The early astronauts described their experience of looking back at the earth from their space capsule as something so profoundly moving as to bring about a kind of spiritual conversion. This song tries to imagine what that experience may have been like.
5. Mood Swing
In the writing phase, this song unintentionally went off on four tangents and came off sounding like a sketch pad of non-related musical ideas. As I critiqued the problem to decide whether to rewrite or exclude it from the album, the writing problem centered around having too many mood swings. In a moment of sheer goofiness, it occurred to me that the rhythm is essentially swing, and the mood changes somewhat unpredictably, so why not title it for what it is, weave in a few short transitions, and let the moods go where they will, just like what might happen on any ordinary day. You can decide if the joke''s on me or not.
6. Dum Bataka
Life isn''t always easy, and unfortunately, some days are a matter of getting up and putting one foot in front of the other to survive another day. Likewise, the Dum Bataka percussion section drones forward under a minor key and the guitar provides a grieving chord melody.
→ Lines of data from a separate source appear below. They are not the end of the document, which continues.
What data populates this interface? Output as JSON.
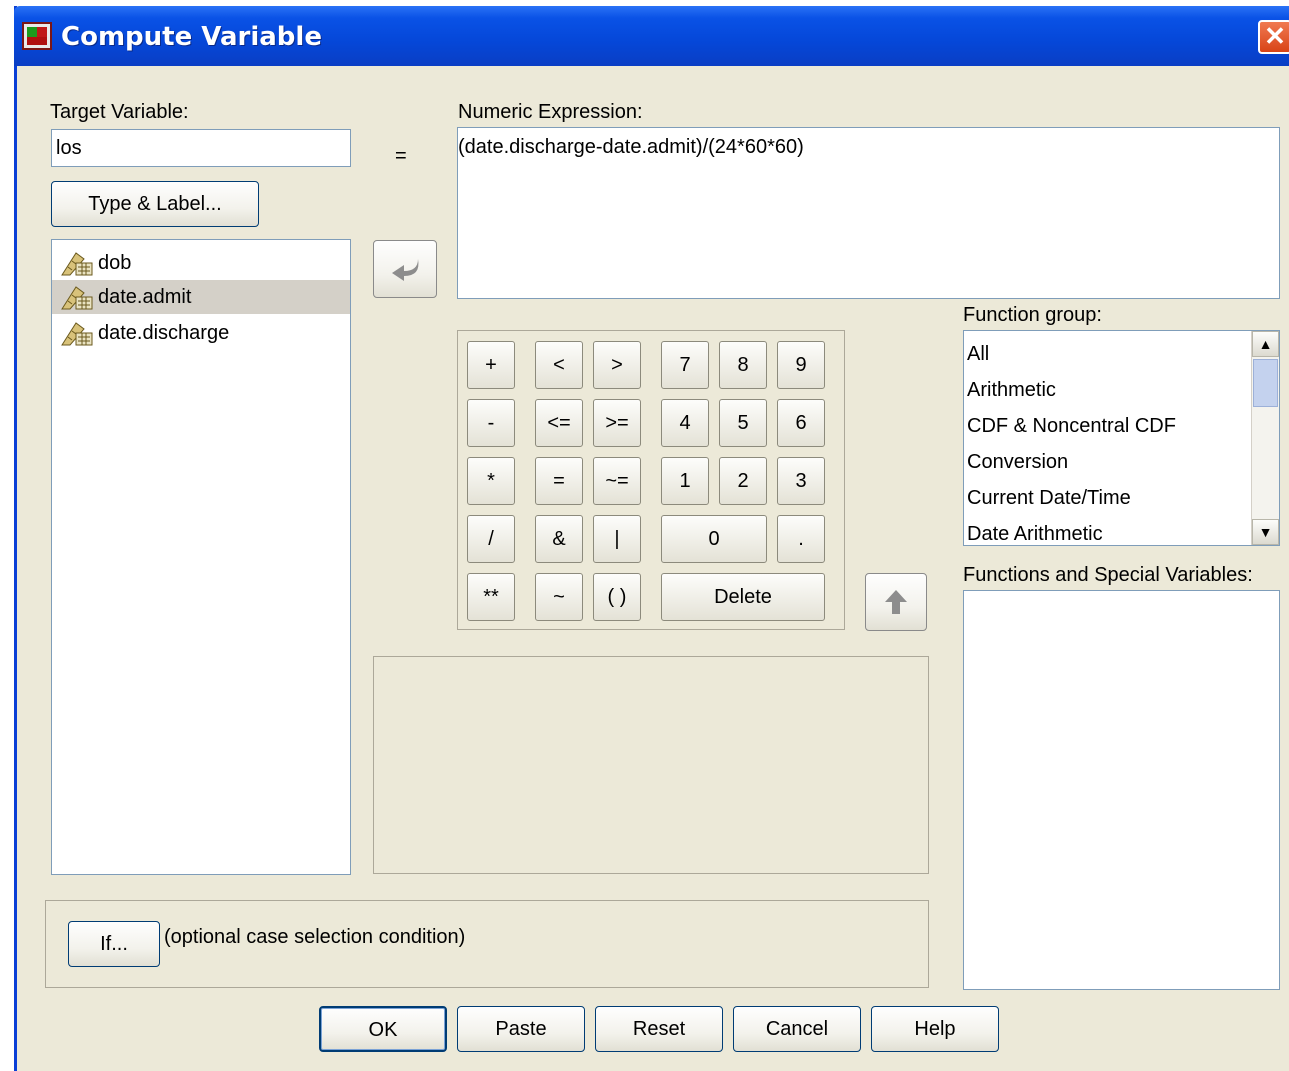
{
  "window": {
    "title": "Compute Variable",
    "close_glyph": "✕"
  },
  "target": {
    "label": "Target Variable:",
    "value": "los",
    "type_label_button": "Type & Label..."
  },
  "equals": "=",
  "expression": {
    "label": "Numeric Expression:",
    "value": "(date.discharge-date.admit)/(24*60*60)"
  },
  "variables": [
    {
      "name": "dob",
      "selected": false
    },
    {
      "name": "date.admit",
      "selected": true
    },
    {
      "name": "date.discharge",
      "selected": false
    }
  ],
  "keypad": {
    "plus": "+",
    "lt": "<",
    "gt": ">",
    "k7": "7",
    "k8": "8",
    "k9": "9",
    "minus": "-",
    "le": "<=",
    "ge": ">=",
    "k4": "4",
    "k5": "5",
    "k6": "6",
    "mult": "*",
    "eq": "=",
    "ne": "~=",
    "k1": "1",
    "k2": "2",
    "k3": "3",
    "div": "/",
    "and": "&",
    "or": "|",
    "k0": "0",
    "dot": ".",
    "pow": "**",
    "not": "~",
    "parens": "( )",
    "delete": "Delete"
  },
  "function_group": {
    "label": "Function group:",
    "items": [
      "All",
      "Arithmetic",
      "CDF & Noncentral CDF",
      "Conversion",
      "Current Date/Time",
      "Date Arithmetic"
    ]
  },
  "functions_label": "Functions and Special Variables:",
  "if_section": {
    "button": "If...",
    "text": "(optional case selection condition)"
  },
  "buttons": {
    "ok": "OK",
    "paste": "Paste",
    "reset": "Reset",
    "cancel": "Cancel",
    "help": "Help"
  },
  "icons": {
    "move_arrow": "curved-left-arrow-icon",
    "up_arrow": "up-arrow-icon",
    "variable": "ruler-scale-icon"
  }
}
The rhythmic vocal background chant was the fundamental element in the writing, and strangely enough, it initially materialized as a means of making a consistent vocal utterance for comparing the sound of vocal microphones. Ya'' never know.
7. Sweet Pea
If this one has a sense of geographical location, it certainly must be the farmlands of rural Virginia. Little in my own life brings a better sense of home and country living than my favorite cat, so the title takes her nickname, Sweet Pea. Of all the incarnations of stringed instruments, I find the acoustic guitar the most confoundedly difficult to play and nearly impossible to master. My hat goes off to those who can do it well. But, for a song that reflects rural life, the slightly loose and ragged execution, hopefully, brings us a little closer to the ground and the acceptance of living life imperfectly.
8. Chicken Chop Charlie
Chicken Chop Charlie isn''t about anything. Forget about decisions, responsibilities, bills, whatever. Just grab a guitar and have some fun.
9. Bobcat Blues
From time to time, we can hear the chilling snarl of bobcats here in Singers Glen, Virginia, which is always a concern regarding the family pets. If that bobcat gets too close, the Bobcat Blues could become more than just a song.
10. River Psalm
Time to think. An odd chord progression and some non-standard guitar applications float through the late night quiet time. A volume control pedal is used to soften the attack and to shape each melody note and thus draw out a more singing sustain in the guitar voice. Night, night.
11. Galileo''s Dream - "bonus" track (perhaps more correctly, "out-of-context" track)
Enough guitar. Let''s close out the album with a substantial change of scenery. This song is inspired by photographic views of the universe sent home by the Hubble Space Telescope. Looking at those photos and trying to imagine the depth and complexity of the universe is spellbinding. In a sense, our minds can visit these places through the photos, but our bodies can never go there. Galileo''s Dream is a synthesizer fantasy based on that notion. Depictions of otherworldly themes are suitable for guitar, but the unlimited tonal palette of the synthesizer makes it a great instrument for moving into unfamiliar places. So, no, it''s not a guitar song, but it worked out nicely in the production, so it’s included here as a kind of “bonus" (i.e. misfit?) track that finishes out the CD.
People who are interested in Carlos Santana Acoustic Alchemy should consider this download.